-- Records for this task follows --

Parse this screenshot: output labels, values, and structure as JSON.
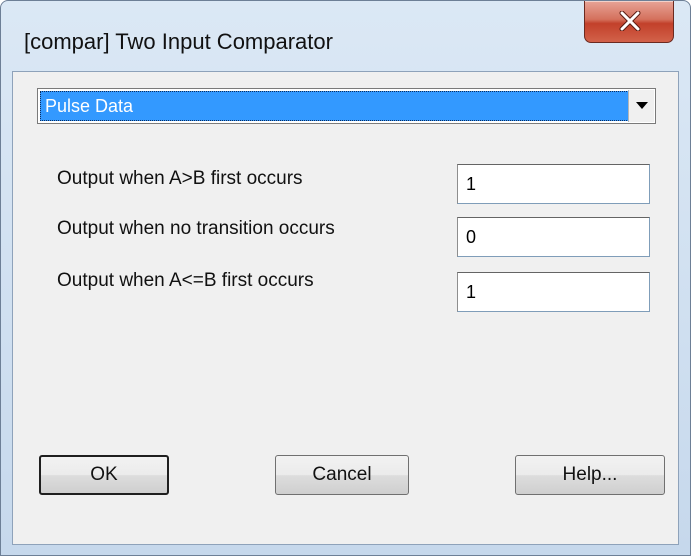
{
  "window": {
    "title": "[compar] Two Input Comparator",
    "close_icon": "close-icon"
  },
  "dropdown": {
    "selected": "Pulse Data",
    "arrow_icon": "chevron-down-icon"
  },
  "fields": [
    {
      "label": "Output when A>B first occurs",
      "value": "1"
    },
    {
      "label": "Output when no transition occurs",
      "value": "0"
    },
    {
      "label": "Output when A<=B first occurs",
      "value": "1"
    }
  ],
  "buttons": {
    "ok": "OK",
    "cancel": "Cancel",
    "help": "Help..."
  },
  "colors": {
    "selection": "#3399ff",
    "close_button": "#c2402a",
    "frame": "#cfdff0"
  }
}
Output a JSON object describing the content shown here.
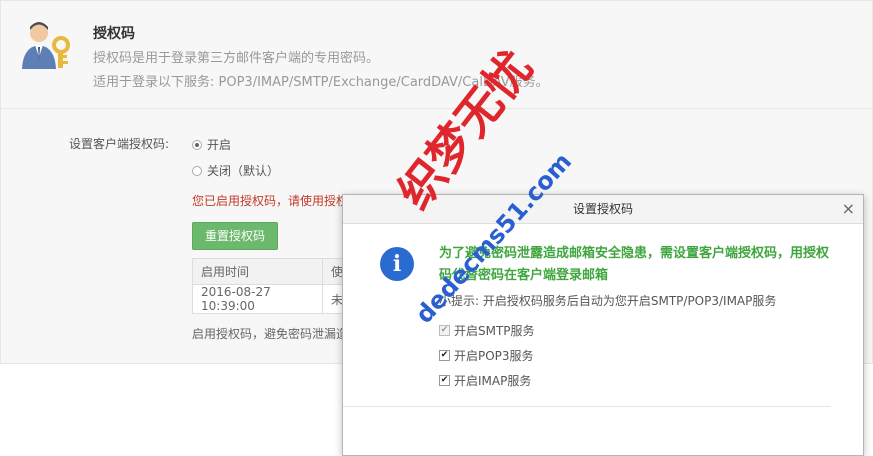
{
  "header": {
    "title": "授权码",
    "line1": "授权码是用于登录第三方邮件客户端的专用密码。",
    "line2": "适用于登录以下服务: POP3/IMAP/SMTP/Exchange/CardDAV/CalDAV服务。"
  },
  "settings": {
    "label": "设置客户端授权码:",
    "option_on": "开启",
    "option_off": "关闭（默认）",
    "selected": "开启",
    "notice": "您已启用授权码，请使用授权",
    "reset_button": "重置授权码",
    "table": {
      "headers": [
        "启用时间",
        "使"
      ],
      "rows": [
        [
          "2016-08-27 10:39:00",
          "未"
        ]
      ]
    },
    "footer": "启用授权码，避免密码泄漏造"
  },
  "dialog": {
    "title": "设置授权码",
    "close_glyph": "×",
    "warning": "为了避免密码泄露造成邮箱安全隐患，需设置客户端授权码，用授权码代替密码在客户端登录邮箱",
    "tip": "小提示: 开启授权码服务后自动为您开启SMTP/POP3/IMAP服务",
    "checkboxes": [
      {
        "label": "开启SMTP服务",
        "checked": true,
        "disabled": true
      },
      {
        "label": "开启POP3服务",
        "checked": true,
        "disabled": false
      },
      {
        "label": "开启IMAP服务",
        "checked": true,
        "disabled": false
      }
    ]
  },
  "watermark": {
    "main": "织梦无忧",
    "url": "dedecms51.com"
  },
  "colors": {
    "accent_green": "#6cb86c",
    "warning_green": "#3fa63f",
    "notice_red": "#c0392b",
    "info_blue": "#2a6bd1"
  },
  "icons": {
    "avatar": "user-key-icon",
    "info": "info-icon",
    "close": "close-icon",
    "check": "checkmark-icon"
  }
}
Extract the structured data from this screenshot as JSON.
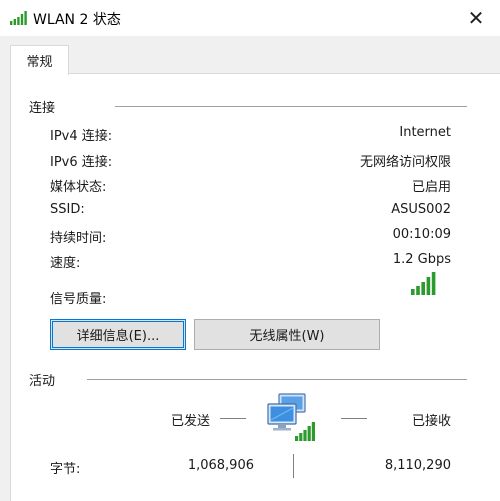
{
  "window": {
    "title": "WLAN 2 状态",
    "close_glyph": "✕",
    "signal_icon": "wifi-signal-icon"
  },
  "tabs": [
    {
      "label": "常规",
      "selected": true
    }
  ],
  "connection": {
    "heading": "连接",
    "rows": [
      {
        "label": "IPv4 连接:",
        "value": "Internet"
      },
      {
        "label": "IPv6 连接:",
        "value": "无网络访问权限"
      },
      {
        "label": "媒体状态:",
        "value": "已启用"
      },
      {
        "label": "SSID:",
        "value": "ASUS002"
      },
      {
        "label": "持续时间:",
        "value": "00:10:09"
      },
      {
        "label": "速度:",
        "value": "1.2 Gbps"
      }
    ],
    "signal_quality_label": "信号质量:",
    "signal_quality_bars": 5,
    "signal_color": "#2d9a2d"
  },
  "buttons": {
    "details": "详细信息(E)...",
    "wireless_properties": "无线属性(W)"
  },
  "activity": {
    "heading": "活动",
    "sent_label": "已发送",
    "received_label": "已接收",
    "bytes_label": "字节:",
    "bytes_sent": "1,068,906",
    "bytes_received": "8,110,290"
  }
}
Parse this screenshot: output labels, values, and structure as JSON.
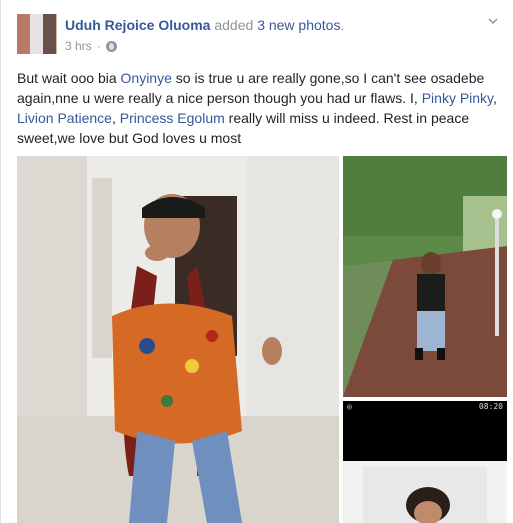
{
  "post": {
    "author": "Uduh Rejoice Oluoma",
    "action_prefix": "added",
    "action_link": "3 new photos",
    "action_suffix": ".",
    "time": "3 hrs",
    "meta_separator": "·",
    "privacy_icon": "globe-icon",
    "options_icon": "chevron-down-icon",
    "text_parts": {
      "p1": "But wait ooo bia ",
      "mention1": "Onyinye",
      "p2": " so is true u are really gone,so I can't see osadebe again,nne u were really a nice person though you had ur flaws. I, ",
      "mention2": "Pinky Pinky",
      "p3": ", ",
      "mention3": "Livion Patience",
      "p4": ", ",
      "mention4": "Princess Egolum",
      "p5": " really will miss u indeed. Rest in peace sweet,we love but God loves u most"
    }
  },
  "photos": {
    "count": 3,
    "status_bar_right": "08:20"
  },
  "colors": {
    "link": "#365899",
    "meta": "#90949c",
    "text": "#1d2129"
  }
}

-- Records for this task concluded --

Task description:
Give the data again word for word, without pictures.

Task result:
Parse this screenshot: output labels, values, and structure as JSON.
{
  "window": {
    "title": "[compar] Two Input Comparator",
    "close_icon": "close-icon"
  },
  "dropdown": {
    "selected": "Pulse Data",
    "arrow_icon": "chevron-down-icon"
  },
  "fields": [
    {
      "label": "Output when A>B first occurs",
      "value": "1"
    },
    {
      "label": "Output when no transition occurs",
      "value": "0"
    },
    {
      "label": "Output when A<=B first occurs",
      "value": "1"
    }
  ],
  "buttons": {
    "ok": "OK",
    "cancel": "Cancel",
    "help": "Help..."
  },
  "colors": {
    "selection": "#3399ff",
    "close_button": "#c2402a",
    "frame": "#cfdff0"
  }
}
Output a JSON object describing the content shown here.
{
  "header": {
    "title": "授权码",
    "line1": "授权码是用于登录第三方邮件客户端的专用密码。",
    "line2": "适用于登录以下服务: POP3/IMAP/SMTP/Exchange/CardDAV/CalDAV服务。"
  },
  "settings": {
    "label": "设置客户端授权码:",
    "option_on": "开启",
    "option_off": "关闭（默认）",
    "selected": "开启",
    "notice": "您已启用授权码，请使用授权",
    "reset_button": "重置授权码",
    "table": {
      "headers": [
        "启用时间",
        "使"
      ],
      "rows": [
        [
          "2016-08-27 10:39:00",
          "未"
        ]
      ]
    },
    "footer": "启用授权码，避免密码泄漏造"
  },
  "dialog": {
    "title": "设置授权码",
    "close_glyph": "×",
    "warning": "为了避免密码泄露造成邮箱安全隐患，需设置客户端授权码，用授权码代替密码在客户端登录邮箱",
    "tip": "小提示: 开启授权码服务后自动为您开启SMTP/POP3/IMAP服务",
    "checkboxes": [
      {
        "label": "开启SMTP服务",
        "checked": true,
        "disabled": true
      },
      {
        "label": "开启POP3服务",
        "checked": true,
        "disabled": false
      },
      {
        "label": "开启IMAP服务",
        "checked": true,
        "disabled": false
      }
    ]
  },
  "watermark": {
    "main": "织梦无忧",
    "url": "dedecms51.com"
  },
  "colors": {
    "accent_green": "#6cb86c",
    "warning_green": "#3fa63f",
    "notice_red": "#c0392b",
    "info_blue": "#2a6bd1"
  },
  "icons": {
    "avatar": "user-key-icon",
    "info": "info-icon",
    "close": "close-icon",
    "check": "checkmark-icon"
  }
}
Extract the structured data from this screenshot as JSON.
{
  "window": {
    "title": "WLAN 2 状态",
    "close_glyph": "✕",
    "signal_icon": "wifi-signal-icon"
  },
  "tabs": [
    {
      "label": "常规",
      "selected": true
    }
  ],
  "connection": {
    "heading": "连接",
    "rows": [
      {
        "label": "IPv4 连接:",
        "value": "Internet"
      },
      {
        "label": "IPv6 连接:",
        "value": "无网络访问权限"
      },
      {
        "label": "媒体状态:",
        "value": "已启用"
      },
      {
        "label": "SSID:",
        "value": "ASUS002"
      },
      {
        "label": "持续时间:",
        "value": "00:10:09"
      },
      {
        "label": "速度:",
        "value": "1.2 Gbps"
      }
    ],
    "signal_quality_label": "信号质量:",
    "signal_quality_bars": 5,
    "signal_color": "#2d9a2d"
  },
  "buttons": {
    "details": "详细信息(E)...",
    "wireless_properties": "无线属性(W)"
  },
  "activity": {
    "heading": "活动",
    "sent_label": "已发送",
    "received_label": "已接收",
    "bytes_label": "字节:",
    "bytes_sent": "1,068,906",
    "bytes_received": "8,110,290"
  }
}
Parse this screenshot: output labels, values, and structure as JSON.
{
  "post": {
    "author": "Uduh Rejoice Oluoma",
    "action_prefix": "added",
    "action_link": "3 new photos",
    "action_suffix": ".",
    "time": "3 hrs",
    "meta_separator": "·",
    "privacy_icon": "globe-icon",
    "options_icon": "chevron-down-icon",
    "text_parts": {
      "p1": "But wait ooo bia ",
      "mention1": "Onyinye",
      "p2": " so is true u are really gone,so I can't see osadebe again,nne u were really a nice person though you had ur flaws. I, ",
      "mention2": "Pinky Pinky",
      "p3": ", ",
      "mention3": "Livion Patience",
      "p4": ", ",
      "mention4": "Princess Egolum",
      "p5": " really will miss u indeed. Rest in peace sweet,we love but God loves u most"
    }
  },
  "photos": {
    "count": 3,
    "status_bar_right": "08:20"
  },
  "colors": {
    "link": "#365899",
    "meta": "#90949c",
    "text": "#1d2129"
  }
}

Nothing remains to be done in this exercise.